PROBLEM DESCRIPTION → The entries below should be written out again exactly as they stand.

::: DATA PROVIDED :::

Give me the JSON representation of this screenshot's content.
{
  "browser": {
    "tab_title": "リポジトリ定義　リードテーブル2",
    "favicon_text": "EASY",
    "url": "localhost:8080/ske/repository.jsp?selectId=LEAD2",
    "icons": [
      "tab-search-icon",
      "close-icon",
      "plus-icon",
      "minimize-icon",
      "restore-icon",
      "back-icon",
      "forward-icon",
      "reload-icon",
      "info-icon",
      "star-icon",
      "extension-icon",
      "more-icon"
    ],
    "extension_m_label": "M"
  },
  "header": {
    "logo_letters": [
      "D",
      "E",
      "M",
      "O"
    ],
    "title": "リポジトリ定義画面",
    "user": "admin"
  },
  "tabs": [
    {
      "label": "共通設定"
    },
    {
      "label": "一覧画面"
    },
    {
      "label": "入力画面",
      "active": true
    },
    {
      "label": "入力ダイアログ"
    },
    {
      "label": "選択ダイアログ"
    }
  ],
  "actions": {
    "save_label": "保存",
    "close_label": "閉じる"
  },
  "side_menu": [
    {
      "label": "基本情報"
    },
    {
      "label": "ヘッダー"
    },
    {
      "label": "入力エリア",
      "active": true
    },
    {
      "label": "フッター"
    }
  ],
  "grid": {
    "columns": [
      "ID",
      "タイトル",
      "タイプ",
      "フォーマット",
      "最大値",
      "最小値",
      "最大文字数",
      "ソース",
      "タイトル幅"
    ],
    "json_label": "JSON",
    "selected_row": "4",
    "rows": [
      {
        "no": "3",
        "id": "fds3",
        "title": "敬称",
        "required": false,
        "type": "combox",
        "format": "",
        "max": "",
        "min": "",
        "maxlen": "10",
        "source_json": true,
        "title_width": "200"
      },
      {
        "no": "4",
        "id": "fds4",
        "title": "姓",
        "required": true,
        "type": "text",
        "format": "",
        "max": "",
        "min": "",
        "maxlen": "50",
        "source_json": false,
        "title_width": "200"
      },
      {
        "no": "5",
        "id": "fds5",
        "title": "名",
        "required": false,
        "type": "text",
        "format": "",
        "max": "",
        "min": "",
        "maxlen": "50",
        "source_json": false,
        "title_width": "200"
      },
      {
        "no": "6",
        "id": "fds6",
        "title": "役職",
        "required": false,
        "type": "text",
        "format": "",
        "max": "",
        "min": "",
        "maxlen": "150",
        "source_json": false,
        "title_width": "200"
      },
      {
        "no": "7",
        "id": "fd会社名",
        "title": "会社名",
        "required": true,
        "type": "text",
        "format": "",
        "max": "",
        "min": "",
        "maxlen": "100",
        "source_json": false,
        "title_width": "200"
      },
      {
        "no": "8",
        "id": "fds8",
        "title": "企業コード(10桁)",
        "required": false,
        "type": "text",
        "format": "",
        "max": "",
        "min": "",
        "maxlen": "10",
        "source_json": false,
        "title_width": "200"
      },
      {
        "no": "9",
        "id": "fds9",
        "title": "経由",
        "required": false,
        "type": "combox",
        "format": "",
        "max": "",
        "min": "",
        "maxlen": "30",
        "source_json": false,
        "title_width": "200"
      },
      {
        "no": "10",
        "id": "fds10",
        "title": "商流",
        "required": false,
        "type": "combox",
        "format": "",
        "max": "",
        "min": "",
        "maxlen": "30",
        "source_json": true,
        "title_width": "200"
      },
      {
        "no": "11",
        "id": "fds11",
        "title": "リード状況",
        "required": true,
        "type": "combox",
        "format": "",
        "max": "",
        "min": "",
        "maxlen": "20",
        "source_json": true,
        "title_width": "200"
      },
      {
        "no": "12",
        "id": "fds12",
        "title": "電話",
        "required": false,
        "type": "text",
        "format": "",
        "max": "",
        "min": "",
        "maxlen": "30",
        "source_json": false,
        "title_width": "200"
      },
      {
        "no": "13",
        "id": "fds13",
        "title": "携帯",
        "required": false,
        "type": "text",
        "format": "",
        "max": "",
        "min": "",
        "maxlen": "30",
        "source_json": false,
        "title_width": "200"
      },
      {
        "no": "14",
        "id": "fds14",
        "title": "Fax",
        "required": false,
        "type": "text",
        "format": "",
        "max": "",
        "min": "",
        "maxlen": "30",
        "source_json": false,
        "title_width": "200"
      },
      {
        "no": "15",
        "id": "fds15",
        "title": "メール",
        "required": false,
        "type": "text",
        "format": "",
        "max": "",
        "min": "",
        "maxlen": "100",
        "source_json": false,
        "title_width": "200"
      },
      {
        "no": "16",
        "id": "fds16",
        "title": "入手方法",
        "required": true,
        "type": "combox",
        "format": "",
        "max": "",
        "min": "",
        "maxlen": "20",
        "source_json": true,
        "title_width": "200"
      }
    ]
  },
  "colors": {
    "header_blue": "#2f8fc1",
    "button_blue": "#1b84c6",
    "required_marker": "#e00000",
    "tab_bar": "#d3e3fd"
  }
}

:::

SOLUTION FOR THIS EXERCISE →
Give me the JSON representation of this screenshot's content.
{
  "browser": {
    "tab_title": "リポジトリ定義　リードテーブル2",
    "favicon_text": "EASY",
    "url": "localhost:8080/ske/repository.jsp?selectId=LEAD2",
    "icons": [
      "tab-search-icon",
      "close-icon",
      "plus-icon",
      "minimize-icon",
      "restore-icon",
      "back-icon",
      "forward-icon",
      "reload-icon",
      "info-icon",
      "star-icon",
      "extension-icon",
      "more-icon"
    ],
    "extension_m_label": "M"
  },
  "header": {
    "logo_letters": [
      "D",
      "E",
      "M",
      "O"
    ],
    "title": "リポジトリ定義画面",
    "user": "admin"
  },
  "tabs": [
    {
      "label": "共通設定"
    },
    {
      "label": "一覧画面"
    },
    {
      "label": "入力画面",
      "active": true
    },
    {
      "label": "入力ダイアログ"
    },
    {
      "label": "選択ダイアログ"
    }
  ],
  "actions": {
    "save_label": "保存",
    "close_label": "閉じる"
  },
  "side_menu": [
    {
      "label": "基本情報"
    },
    {
      "label": "ヘッダー"
    },
    {
      "label": "入力エリア",
      "active": true
    },
    {
      "label": "フッター"
    }
  ],
  "grid": {
    "columns": [
      "ID",
      "タイトル",
      "タイプ",
      "フォーマット",
      "最大値",
      "最小値",
      "最大文字数",
      "ソース",
      "タイトル幅"
    ],
    "json_label": "JSON",
    "selected_row": "4",
    "rows": [
      {
        "no": "3",
        "id": "fds3",
        "title": "敬称",
        "required": false,
        "type": "combox",
        "format": "",
        "max": "",
        "min": "",
        "maxlen": "10",
        "source_json": true,
        "title_width": "200"
      },
      {
        "no": "4",
        "id": "fds4",
        "title": "姓",
        "required": true,
        "type": "text",
        "format": "",
        "max": "",
        "min": "",
        "maxlen": "50",
        "source_json": false,
        "title_width": "200"
      },
      {
        "no": "5",
        "id": "fds5",
        "title": "名",
        "required": false,
        "type": "text",
        "format": "",
        "max": "",
        "min": "",
        "maxlen": "50",
        "source_json": false,
        "title_width": "200"
      },
      {
        "no": "6",
        "id": "fds6",
        "title": "役職",
        "required": false,
        "type": "text",
        "format": "",
        "max": "",
        "min": "",
        "maxlen": "150",
        "source_json": false,
        "title_width": "200"
      },
      {
        "no": "7",
        "id": "fd会社名",
        "title": "会社名",
        "required": true,
        "type": "text",
        "format": "",
        "max": "",
        "min": "",
        "maxlen": "100",
        "source_json": false,
        "title_width": "200"
      },
      {
        "no": "8",
        "id": "fds8",
        "title": "企業コード(10桁)",
        "required": false,
        "type": "text",
        "format": "",
        "max": "",
        "min": "",
        "maxlen": "10",
        "source_json": false,
        "title_width": "200"
      },
      {
        "no": "9",
        "id": "fds9",
        "title": "経由",
        "required": false,
        "type": "combox",
        "format": "",
        "max": "",
        "min": "",
        "maxlen": "30",
        "source_json": false,
        "title_width": "200"
      },
      {
        "no": "10",
        "id": "fds10",
        "title": "商流",
        "required": false,
        "type": "combox",
        "format": "",
        "max": "",
        "min": "",
        "maxlen": "30",
        "source_json": true,
        "title_width": "200"
      },
      {
        "no": "11",
        "id": "fds11",
        "title": "リード状況",
        "required": true,
        "type": "combox",
        "format": "",
        "max": "",
        "min": "",
        "maxlen": "20",
        "source_json": true,
        "title_width": "200"
      },
      {
        "no": "12",
        "id": "fds12",
        "title": "電話",
        "required": false,
        "type": "text",
        "format": "",
        "max": "",
        "min": "",
        "maxlen": "30",
        "source_json": false,
        "title_width": "200"
      },
      {
        "no": "13",
        "id": "fds13",
        "title": "携帯",
        "required": false,
        "type": "text",
        "format": "",
        "max": "",
        "min": "",
        "maxlen": "30",
        "source_json": false,
        "title_width": "200"
      },
      {
        "no": "14",
        "id": "fds14",
        "title": "Fax",
        "required": false,
        "type": "text",
        "format": "",
        "max": "",
        "min": "",
        "maxlen": "30",
        "source_json": false,
        "title_width": "200"
      },
      {
        "no": "15",
        "id": "fds15",
        "title": "メール",
        "required": false,
        "type": "text",
        "format": "",
        "max": "",
        "min": "",
        "maxlen": "100",
        "source_json": false,
        "title_width": "200"
      },
      {
        "no": "16",
        "id": "fds16",
        "title": "入手方法",
        "required": true,
        "type": "combox",
        "format": "",
        "max": "",
        "min": "",
        "maxlen": "20",
        "source_json": true,
        "title_width": "200"
      }
    ]
  },
  "colors": {
    "header_blue": "#2f8fc1",
    "button_blue": "#1b84c6",
    "required_marker": "#e00000",
    "tab_bar": "#d3e3fd"
  }
}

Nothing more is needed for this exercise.